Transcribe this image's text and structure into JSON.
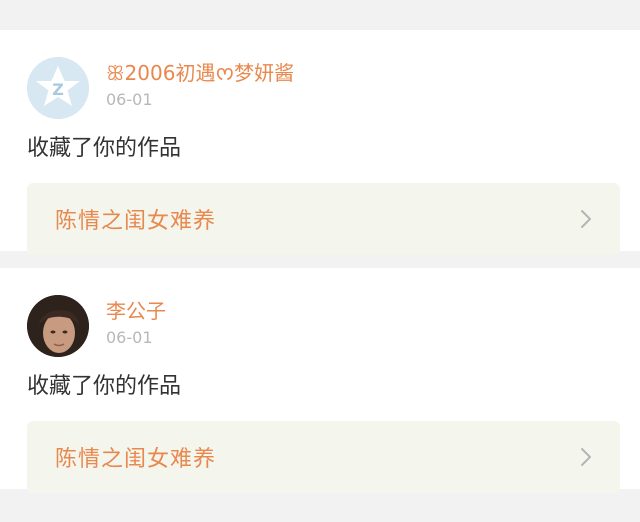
{
  "notifications": [
    {
      "username": "ꕥ2006初遇ᰔ梦妍酱",
      "date": "06-01",
      "action": "收藏了你的作品",
      "work_title": "陈情之闺女难养",
      "avatar_icon": "default-avatar-icon"
    },
    {
      "username": "李公子",
      "date": "06-01",
      "action": "收藏了你的作品",
      "work_title": "陈情之闺女难养",
      "avatar_icon": "user-photo"
    }
  ],
  "colors": {
    "accent": "#e9884d",
    "date": "#b8b8b8",
    "link_bg": "#f4f6ee",
    "page_bg": "#f2f2f2"
  }
}
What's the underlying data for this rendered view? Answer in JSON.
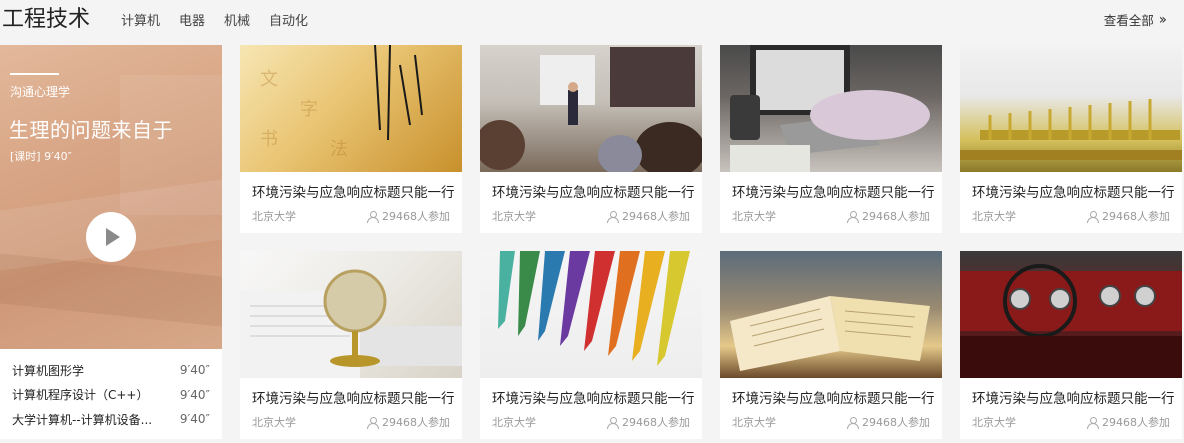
{
  "header": {
    "title": "工程技术",
    "tabs": [
      "计算机",
      "电器",
      "机械",
      "自动化"
    ],
    "more_label": "查看全部",
    "more_icon": "double-chevron-right-icon"
  },
  "feature": {
    "category": "沟通心理学",
    "title": "生理的问题来自于",
    "meta": "[课时] 9′40″",
    "play_icon": "play-icon",
    "colors": {
      "overlay": "#d8a686"
    },
    "lessons": [
      {
        "name": "计算机图形学",
        "duration": "9′40″"
      },
      {
        "name": "计算机程序设计（C++）",
        "duration": "9′40″"
      },
      {
        "name": "大学计算机--计算机设备...",
        "duration": "9′40″"
      }
    ]
  },
  "courses": [
    {
      "title": "环境污染与应急响应标题只能一行",
      "school": "北京大学",
      "count": "29468人参加",
      "image": "acupuncture-needles"
    },
    {
      "title": "环境污染与应急响应标题只能一行",
      "school": "北京大学",
      "count": "29468人参加",
      "image": "classroom-lecture"
    },
    {
      "title": "环境污染与应急响应标题只能一行",
      "school": "北京大学",
      "count": "29468人参加",
      "image": "laptop-typing"
    },
    {
      "title": "环境污染与应急响应标题只能一行",
      "school": "北京大学",
      "count": "29468人参加",
      "image": "circuit-pins"
    },
    {
      "title": "环境污染与应急响应标题只能一行",
      "school": "北京大学",
      "count": "29468人参加",
      "image": "globe-newspaper"
    },
    {
      "title": "环境污染与应急响应标题只能一行",
      "school": "北京大学",
      "count": "29468人参加",
      "image": "color-pencils"
    },
    {
      "title": "环境污染与应急响应标题只能一行",
      "school": "北京大学",
      "count": "29468人参加",
      "image": "open-book"
    },
    {
      "title": "环境污染与应急响应标题只能一行",
      "school": "北京大学",
      "count": "29468人参加",
      "image": "vintage-car-dashboard"
    }
  ]
}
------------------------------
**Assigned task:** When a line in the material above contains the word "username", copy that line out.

**Solution to the problem:**
      "username": "ꕥ2006初遇ᰔ梦妍酱",
      "username": "李公子",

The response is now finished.